In short, standard conditions of confinement and associated restrictions on freedom will not necessarily implicate the same interests that the Court sought to protect when it afforded special safeguards to persons subjected to custodial interrogation. Thus, service of a term of imprisonment, without more, is not enough to constitute Miranda custody.

The court further stated that the determination of custody should focus on all features of the interrogation including the manner and language summoning the prisoner to the questioning and the manner in which the interrogation occurs. Justice Ruth Bader Ginsburg filed an opinion concurring with the majority as to whether Supreme Court precedent clearly establishes a categorical rule for what constitutes custody but dissented on the issue of whether Fields was in custody for Miranda purposes. Ginsburg was joined in her opinion by Justices Stephen Breyer and Sonia Sotomayor.

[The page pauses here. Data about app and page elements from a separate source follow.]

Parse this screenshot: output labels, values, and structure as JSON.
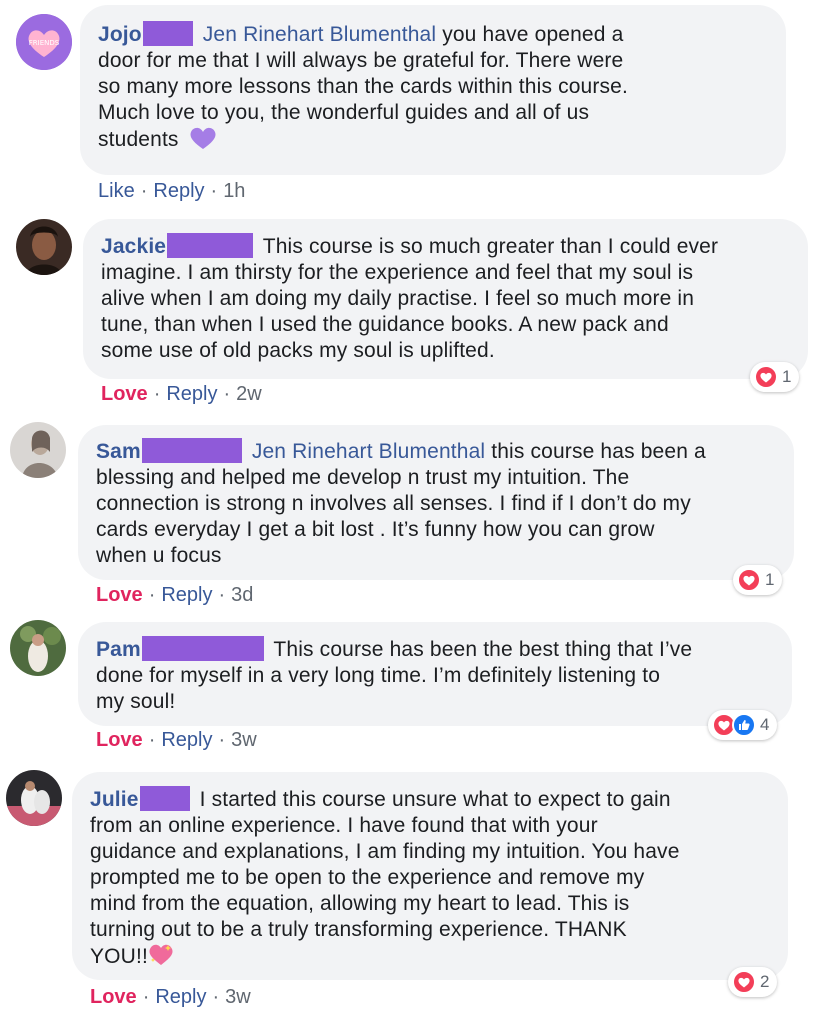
{
  "colors": {
    "name": "#385898",
    "love": "#e0245e",
    "bubble": "#f2f3f5",
    "redaction": "#8f5ad9",
    "meta": "#606770"
  },
  "comments": [
    {
      "author": "Jojo",
      "mention": "Jen Rinehart Blumenthal",
      "text_lines": [
        "you have opened a",
        "door for me that I will always be grateful for. There were",
        "so many more lessons than the cards within this course.",
        "Much love to you, the wonderful guides and all of us",
        "students"
      ],
      "reaction_label": "Like",
      "reply_label": "Reply",
      "time": "1h",
      "emoji": "purple-heart"
    },
    {
      "author": "Jackie",
      "text_lines": [
        "This course is so much greater than I could ever",
        "imagine. I am thirsty for the experience and feel that my soul is",
        "alive when I am doing my daily practise. I feel so much more in",
        "tune, than when I used the guidance books. A new pack and",
        "some use of old packs my soul is uplifted."
      ],
      "reaction_label": "Love",
      "reply_label": "Reply",
      "time": "2w",
      "reaction_count": "1"
    },
    {
      "author": "Sam",
      "mention": "Jen Rinehart Blumenthal",
      "text_lines": [
        "this course has been a",
        "blessing and helped me develop n trust my intuition. The",
        "connection is strong n involves all senses. I find if I don’t do my",
        "cards everyday I get a bit lost . It’s funny how you can grow",
        "when u focus"
      ],
      "reaction_label": "Love",
      "reply_label": "Reply",
      "time": "3d",
      "reaction_count": "1"
    },
    {
      "author": "Pam",
      "text_lines": [
        "This course has been the best thing that I’ve",
        "done for myself in a very long time. I’m definitely listening to",
        "my soul!"
      ],
      "reaction_label": "Love",
      "reply_label": "Reply",
      "time": "3w",
      "reaction_count": "4"
    },
    {
      "author": "Julie",
      "text_lines": [
        "I started this course unsure what to expect to gain",
        "from an online experience. I have found that with your",
        "guidance and explanations, I am finding my intuition. You have",
        "prompted me to be open to the experience and remove my",
        "mind from the equation, allowing my heart to lead. This is",
        "turning out to be a truly transforming experience. THANK",
        "YOU!!"
      ],
      "reaction_label": "Love",
      "reply_label": "Reply",
      "time": "3w",
      "reaction_count": "2",
      "emoji": "sparkling-heart"
    }
  ],
  "separator": "·",
  "avatar_badge_text": "FRIENDS"
}
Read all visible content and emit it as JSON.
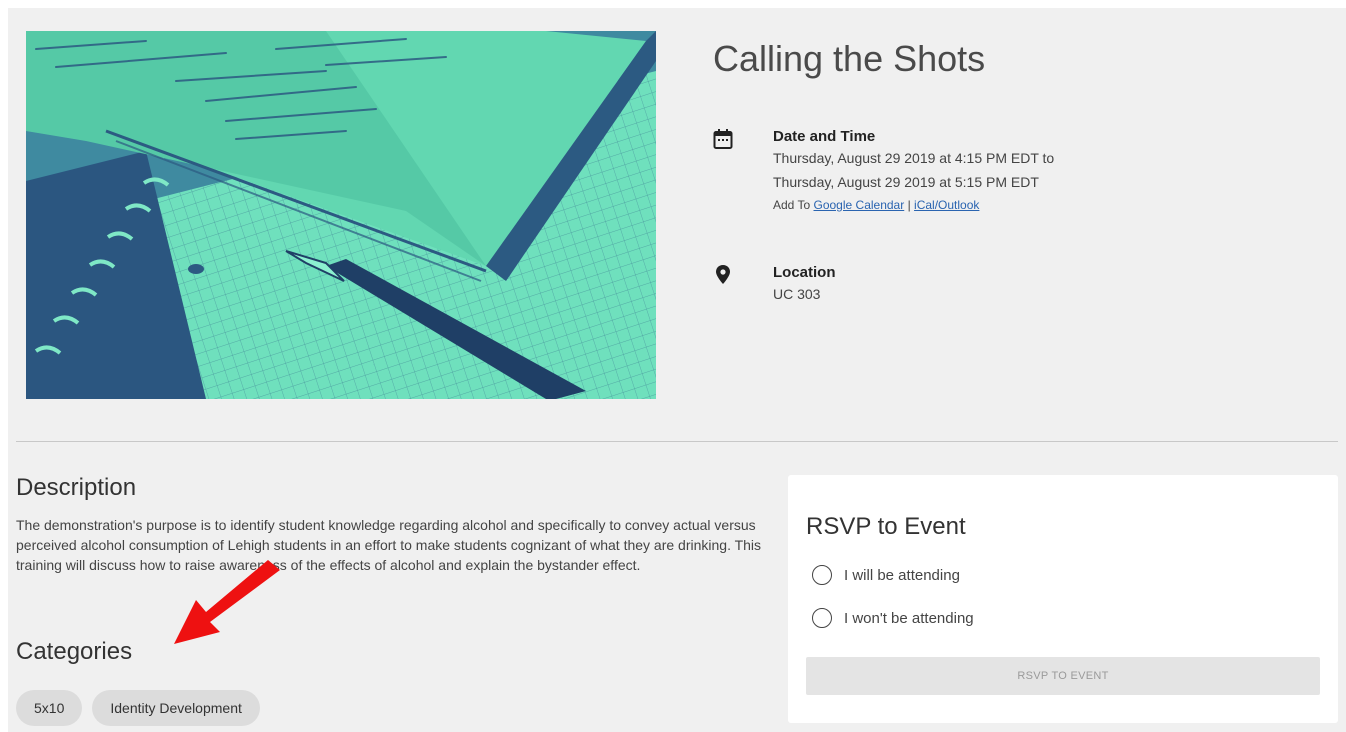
{
  "event": {
    "title": "Calling the Shots"
  },
  "datetime": {
    "heading": "Date and Time",
    "start": "Thursday, August 29 2019 at 4:15 PM EDT to",
    "end": "Thursday, August 29 2019 at 5:15 PM EDT",
    "add_to_label": "Add To",
    "google_link": "Google Calendar",
    "separator": "|",
    "ical_link": "iCal/Outlook",
    "icon": "calendar-icon"
  },
  "location": {
    "heading": "Location",
    "value": "UC 303",
    "icon": "map-pin-icon"
  },
  "description": {
    "heading": "Description",
    "text": "The demonstration's purpose is to identify student knowledge regarding alcohol and specifically to convey actual versus perceived alcohol consumption of Lehigh students in an effort to make students cognizant of what they are drinking. This training will discuss how to raise awareness of the effects of alcohol and explain the bystander effect."
  },
  "categories": {
    "heading": "Categories",
    "items": [
      "5x10",
      "Identity Development"
    ]
  },
  "rsvp": {
    "title": "RSVP to Event",
    "option_attending": "I will be attending",
    "option_not_attending": "I won't be attending",
    "button_label": "RSVP TO EVENT"
  },
  "colors": {
    "link": "#2a64b0",
    "page_background": "#f0f0f0",
    "annotation_arrow": "#ee1111",
    "image_teal": "#5fd6b0",
    "image_navy": "#2c5a82"
  }
}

During oral arguments, attorneys representing the state of Michigan argued [JURIST report] that since Fields invoked his right to return to his cell, despite being confined in jail, a reasonable person in jail being taken to an interrogation room would have understood it was an interrogation and Miranda was unnecessary. They further argued against the per se rule that was created by the Sixth Circuit rather than applying the traditional “all the circumstances” test for Miranda. Fields’ attorney contended that he felt no freedom to leave and that in a prison or jail situation, a reasonable person would not feel a freedom to leave without being read Miranda rights in that situation.